== Work to be completed ==
Return each record word for word, keeping none of its pictures.
^^^^
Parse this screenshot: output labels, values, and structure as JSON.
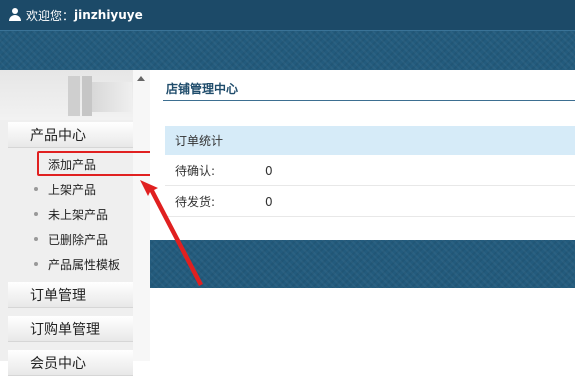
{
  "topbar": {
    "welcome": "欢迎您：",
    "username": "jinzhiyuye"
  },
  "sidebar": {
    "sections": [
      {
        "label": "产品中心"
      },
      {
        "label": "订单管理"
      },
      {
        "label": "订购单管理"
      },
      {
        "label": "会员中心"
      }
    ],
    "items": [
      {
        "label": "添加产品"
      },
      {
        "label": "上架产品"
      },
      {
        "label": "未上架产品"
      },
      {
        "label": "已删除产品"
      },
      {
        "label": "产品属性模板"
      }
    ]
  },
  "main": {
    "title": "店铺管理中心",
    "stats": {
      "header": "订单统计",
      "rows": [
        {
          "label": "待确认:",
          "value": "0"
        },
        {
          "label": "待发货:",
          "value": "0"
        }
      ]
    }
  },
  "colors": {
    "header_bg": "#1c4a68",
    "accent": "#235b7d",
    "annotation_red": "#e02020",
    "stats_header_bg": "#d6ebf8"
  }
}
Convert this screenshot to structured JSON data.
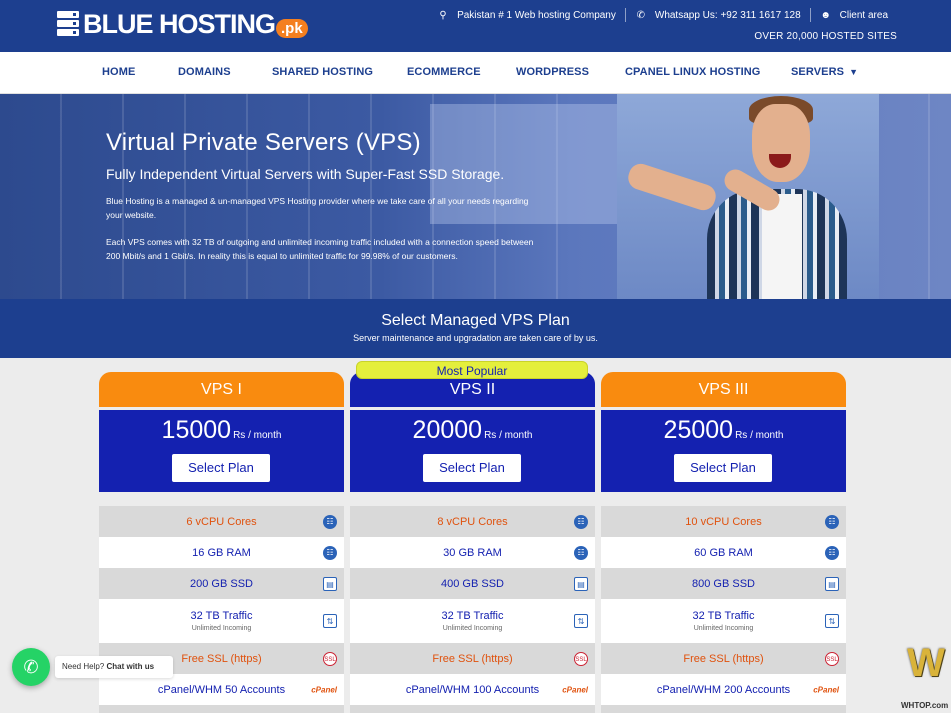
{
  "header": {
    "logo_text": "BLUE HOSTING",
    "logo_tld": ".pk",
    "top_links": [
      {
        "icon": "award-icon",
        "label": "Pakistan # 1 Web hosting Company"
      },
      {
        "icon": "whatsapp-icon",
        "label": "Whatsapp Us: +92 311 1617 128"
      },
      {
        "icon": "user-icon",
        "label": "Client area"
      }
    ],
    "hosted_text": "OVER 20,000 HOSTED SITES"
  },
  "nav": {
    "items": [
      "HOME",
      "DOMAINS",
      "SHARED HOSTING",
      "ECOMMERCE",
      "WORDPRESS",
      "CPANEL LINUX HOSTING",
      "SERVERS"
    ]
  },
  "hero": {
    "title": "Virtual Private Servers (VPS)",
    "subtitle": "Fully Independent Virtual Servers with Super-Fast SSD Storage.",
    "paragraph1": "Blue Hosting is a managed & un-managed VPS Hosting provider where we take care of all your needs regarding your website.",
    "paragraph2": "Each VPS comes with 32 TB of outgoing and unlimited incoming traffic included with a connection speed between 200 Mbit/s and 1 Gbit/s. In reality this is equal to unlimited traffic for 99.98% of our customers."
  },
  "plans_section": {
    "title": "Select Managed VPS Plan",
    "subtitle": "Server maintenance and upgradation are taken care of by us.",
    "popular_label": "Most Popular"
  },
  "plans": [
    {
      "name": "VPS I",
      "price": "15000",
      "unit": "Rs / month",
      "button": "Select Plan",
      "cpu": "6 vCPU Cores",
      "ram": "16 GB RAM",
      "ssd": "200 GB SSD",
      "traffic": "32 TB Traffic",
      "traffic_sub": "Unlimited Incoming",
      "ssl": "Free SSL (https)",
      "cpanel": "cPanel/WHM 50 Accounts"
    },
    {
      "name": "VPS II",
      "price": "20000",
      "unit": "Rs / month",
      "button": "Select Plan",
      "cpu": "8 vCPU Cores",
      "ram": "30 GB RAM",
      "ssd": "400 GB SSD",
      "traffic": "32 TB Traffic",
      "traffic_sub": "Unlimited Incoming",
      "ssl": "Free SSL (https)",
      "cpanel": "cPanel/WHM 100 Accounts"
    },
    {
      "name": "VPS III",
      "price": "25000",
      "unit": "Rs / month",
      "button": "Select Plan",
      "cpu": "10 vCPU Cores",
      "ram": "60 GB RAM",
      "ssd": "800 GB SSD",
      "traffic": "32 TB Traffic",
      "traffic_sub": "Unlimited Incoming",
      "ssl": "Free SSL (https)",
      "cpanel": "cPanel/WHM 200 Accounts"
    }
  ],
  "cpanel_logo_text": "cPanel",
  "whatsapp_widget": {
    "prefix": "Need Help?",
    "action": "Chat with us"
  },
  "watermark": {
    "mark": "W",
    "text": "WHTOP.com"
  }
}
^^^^
== Task result ==
Parse this screenshot: output labels, values, and structure as JSON.
{
  "topbar": {
    "welcome": "欢迎您：",
    "username": "jinzhiyuye"
  },
  "sidebar": {
    "sections": [
      {
        "label": "产品中心"
      },
      {
        "label": "订单管理"
      },
      {
        "label": "订购单管理"
      },
      {
        "label": "会员中心"
      }
    ],
    "items": [
      {
        "label": "添加产品"
      },
      {
        "label": "上架产品"
      },
      {
        "label": "未上架产品"
      },
      {
        "label": "已删除产品"
      },
      {
        "label": "产品属性模板"
      }
    ]
  },
  "main": {
    "title": "店铺管理中心",
    "stats": {
      "header": "订单统计",
      "rows": [
        {
          "label": "待确认:",
          "value": "0"
        },
        {
          "label": "待发货:",
          "value": "0"
        }
      ]
    }
  },
  "colors": {
    "header_bg": "#1c4a68",
    "accent": "#235b7d",
    "annotation_red": "#e02020",
    "stats_header_bg": "#d6ebf8"
  }
}
Convert this screenshot to structured JSON data.
{
  "header": {
    "logo_text": "BLUE HOSTING",
    "logo_tld": ".pk",
    "top_links": [
      {
        "icon": "award-icon",
        "label": "Pakistan # 1 Web hosting Company"
      },
      {
        "icon": "whatsapp-icon",
        "label": "Whatsapp Us: +92 311 1617 128"
      },
      {
        "icon": "user-icon",
        "label": "Client area"
      }
    ],
    "hosted_text": "OVER 20,000 HOSTED SITES"
  },
  "nav": {
    "items": [
      "HOME",
      "DOMAINS",
      "SHARED HOSTING",
      "ECOMMERCE",
      "WORDPRESS",
      "CPANEL LINUX HOSTING",
      "SERVERS"
    ]
  },
  "hero": {
    "title": "Virtual Private Servers (VPS)",
    "subtitle": "Fully Independent Virtual Servers with Super-Fast SSD Storage.",
    "paragraph1": "Blue Hosting is a managed & un-managed VPS Hosting provider where we take care of all your needs regarding your website.",
    "paragraph2": "Each VPS comes with 32 TB of outgoing and unlimited incoming traffic included with a connection speed between 200 Mbit/s and 1 Gbit/s. In reality this is equal to unlimited traffic for 99.98% of our customers."
  },
  "plans_section": {
    "title": "Select Managed VPS Plan",
    "subtitle": "Server maintenance and upgradation are taken care of by us.",
    "popular_label": "Most Popular"
  },
  "plans": [
    {
      "name": "VPS I",
      "price": "15000",
      "unit": "Rs / month",
      "button": "Select Plan",
      "cpu": "6 vCPU Cores",
      "ram": "16 GB RAM",
      "ssd": "200 GB SSD",
      "traffic": "32 TB Traffic",
      "traffic_sub": "Unlimited Incoming",
      "ssl": "Free SSL (https)",
      "cpanel": "cPanel/WHM 50 Accounts"
    },
    {
      "name": "VPS II",
      "price": "20000",
      "unit": "Rs / month",
      "button": "Select Plan",
      "cpu": "8 vCPU Cores",
      "ram": "30 GB RAM",
      "ssd": "400 GB SSD",
      "traffic": "32 TB Traffic",
      "traffic_sub": "Unlimited Incoming",
      "ssl": "Free SSL (https)",
      "cpanel": "cPanel/WHM 100 Accounts"
    },
    {
      "name": "VPS III",
      "price": "25000",
      "unit": "Rs / month",
      "button": "Select Plan",
      "cpu": "10 vCPU Cores",
      "ram": "60 GB RAM",
      "ssd": "800 GB SSD",
      "traffic": "32 TB Traffic",
      "traffic_sub": "Unlimited Incoming",
      "ssl": "Free SSL (https)",
      "cpanel": "cPanel/WHM 200 Accounts"
    }
  ],
  "cpanel_logo_text": "cPanel",
  "whatsapp_widget": {
    "prefix": "Need Help?",
    "action": "Chat with us"
  },
  "watermark": {
    "mark": "W",
    "text": "WHTOP.com"
  }
}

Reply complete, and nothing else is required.